===== EXTRACTED RECORDS

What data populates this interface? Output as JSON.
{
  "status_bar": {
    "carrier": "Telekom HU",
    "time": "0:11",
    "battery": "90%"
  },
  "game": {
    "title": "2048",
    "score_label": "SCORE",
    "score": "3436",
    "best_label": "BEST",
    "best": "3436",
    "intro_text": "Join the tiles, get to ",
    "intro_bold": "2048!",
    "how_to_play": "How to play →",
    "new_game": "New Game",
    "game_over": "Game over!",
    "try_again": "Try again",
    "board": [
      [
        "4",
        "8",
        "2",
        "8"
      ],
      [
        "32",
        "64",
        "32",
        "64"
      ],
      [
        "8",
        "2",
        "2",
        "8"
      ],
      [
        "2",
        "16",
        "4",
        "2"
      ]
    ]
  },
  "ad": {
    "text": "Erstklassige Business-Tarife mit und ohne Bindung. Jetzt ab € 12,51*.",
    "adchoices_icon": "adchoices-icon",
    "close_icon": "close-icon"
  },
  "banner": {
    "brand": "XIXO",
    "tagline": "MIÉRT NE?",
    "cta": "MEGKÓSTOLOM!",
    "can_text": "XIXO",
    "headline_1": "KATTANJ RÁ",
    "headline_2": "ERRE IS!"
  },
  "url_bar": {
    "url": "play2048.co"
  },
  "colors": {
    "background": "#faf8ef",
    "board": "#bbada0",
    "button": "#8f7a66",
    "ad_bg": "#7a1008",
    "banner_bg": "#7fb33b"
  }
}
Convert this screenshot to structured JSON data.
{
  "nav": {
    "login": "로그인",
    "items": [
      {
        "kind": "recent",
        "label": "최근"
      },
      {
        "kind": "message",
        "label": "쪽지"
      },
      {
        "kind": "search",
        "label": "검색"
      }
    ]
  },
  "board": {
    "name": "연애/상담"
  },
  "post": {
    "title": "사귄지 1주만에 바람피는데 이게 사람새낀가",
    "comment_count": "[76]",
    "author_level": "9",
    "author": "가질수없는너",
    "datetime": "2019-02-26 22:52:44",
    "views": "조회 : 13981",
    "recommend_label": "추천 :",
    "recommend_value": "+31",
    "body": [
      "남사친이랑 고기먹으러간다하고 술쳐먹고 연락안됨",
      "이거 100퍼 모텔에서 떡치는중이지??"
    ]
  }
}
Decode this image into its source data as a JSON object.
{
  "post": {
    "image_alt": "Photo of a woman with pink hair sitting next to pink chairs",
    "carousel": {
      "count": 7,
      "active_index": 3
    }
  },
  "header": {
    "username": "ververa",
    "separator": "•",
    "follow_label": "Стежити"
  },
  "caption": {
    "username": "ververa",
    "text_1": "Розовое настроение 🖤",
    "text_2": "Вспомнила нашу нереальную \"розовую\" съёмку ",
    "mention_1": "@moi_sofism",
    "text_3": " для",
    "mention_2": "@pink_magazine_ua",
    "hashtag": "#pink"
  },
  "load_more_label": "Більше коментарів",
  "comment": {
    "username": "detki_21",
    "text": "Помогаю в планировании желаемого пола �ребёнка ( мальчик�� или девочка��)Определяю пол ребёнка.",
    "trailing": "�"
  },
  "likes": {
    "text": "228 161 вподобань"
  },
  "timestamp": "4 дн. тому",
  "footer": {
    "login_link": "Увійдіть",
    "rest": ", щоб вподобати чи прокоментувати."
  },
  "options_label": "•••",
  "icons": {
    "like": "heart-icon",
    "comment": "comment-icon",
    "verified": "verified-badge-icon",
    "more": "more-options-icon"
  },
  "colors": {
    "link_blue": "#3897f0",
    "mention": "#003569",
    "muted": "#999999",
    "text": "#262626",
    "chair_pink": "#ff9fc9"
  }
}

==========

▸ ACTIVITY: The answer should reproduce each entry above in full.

▸ REPLY TO THE EXERCISE:
What data populates this interface? Output as JSON.
{
  "status_bar": {
    "carrier": "Telekom HU",
    "time": "0:11",
    "battery": "90%"
  },
  "game": {
    "title": "2048",
    "score_label": "SCORE",
    "score": "3436",
    "best_label": "BEST",
    "best": "3436",
    "intro_text": "Join the tiles, get to ",
    "intro_bold": "2048!",
    "how_to_play": "How to play →",
    "new_game": "New Game",
    "game_over": "Game over!",
    "try_again": "Try again",
    "board": [
      [
        "4",
        "8",
        "2",
        "8"
      ],
      [
        "32",
        "64",
        "32",
        "64"
      ],
      [
        "8",
        "2",
        "2",
        "8"
      ],
      [
        "2",
        "16",
        "4",
        "2"
      ]
    ]
  },
  "ad": {
    "text": "Erstklassige Business-Tarife mit und ohne Bindung. Jetzt ab € 12,51*.",
    "adchoices_icon": "adchoices-icon",
    "close_icon": "close-icon"
  },
  "banner": {
    "brand": "XIXO",
    "tagline": "MIÉRT NE?",
    "cta": "MEGKÓSTOLOM!",
    "can_text": "XIXO",
    "headline_1": "KATTANJ RÁ",
    "headline_2": "ERRE IS!"
  },
  "url_bar": {
    "url": "play2048.co"
  },
  "colors": {
    "background": "#faf8ef",
    "board": "#bbada0",
    "button": "#8f7a66",
    "ad_bg": "#7a1008",
    "banner_bg": "#7fb33b"
  }
}
Convert this screenshot to structured JSON data.
{
  "nav": {
    "login": "로그인",
    "items": [
      {
        "kind": "recent",
        "label": "최근"
      },
      {
        "kind": "message",
        "label": "쪽지"
      },
      {
        "kind": "search",
        "label": "검색"
      }
    ]
  },
  "board": {
    "name": "연애/상담"
  },
  "post": {
    "title": "사귄지 1주만에 바람피는데 이게 사람새낀가",
    "comment_count": "[76]",
    "author_level": "9",
    "author": "가질수없는너",
    "datetime": "2019-02-26 22:52:44",
    "views": "조회 : 13981",
    "recommend_label": "추천 :",
    "recommend_value": "+31",
    "body": [
      "남사친이랑 고기먹으러간다하고 술쳐먹고 연락안됨",
      "이거 100퍼 모텔에서 떡치는중이지??"
    ]
  }
}
Decode this image into its source data as a JSON object.
{
  "post": {
    "image_alt": "Photo of a woman with pink hair sitting next to pink chairs",
    "carousel": {
      "count": 7,
      "active_index": 3
    }
  },
  "header": {
    "username": "ververa",
    "separator": "•",
    "follow_label": "Стежити"
  },
  "caption": {
    "username": "ververa",
    "text_1": "Розовое настроение 🖤",
    "text_2": "Вспомнила нашу нереальную \"розовую\" съёмку ",
    "mention_1": "@moi_sofism",
    "text_3": " для",
    "mention_2": "@pink_magazine_ua",
    "hashtag": "#pink"
  },
  "load_more_label": "Більше коментарів",
  "comment": {
    "username": "detki_21",
    "text": "Помогаю в планировании желаемого пола �ребёнка ( мальчик�� или девочка��)Определяю пол ребёнка.",
    "trailing": "�"
  },
  "likes": {
    "text": "228 161 вподобань"
  },
  "timestamp": "4 дн. тому",
  "footer": {
    "login_link": "Увійдіть",
    "rest": ", щоб вподобати чи прокоментувати."
  },
  "options_label": "•••",
  "icons": {
    "like": "heart-icon",
    "comment": "comment-icon",
    "verified": "verified-badge-icon",
    "more": "more-options-icon"
  },
  "colors": {
    "link_blue": "#3897f0",
    "mention": "#003569",
    "muted": "#999999",
    "text": "#262626",
    "chair_pink": "#ff9fc9"
  }
}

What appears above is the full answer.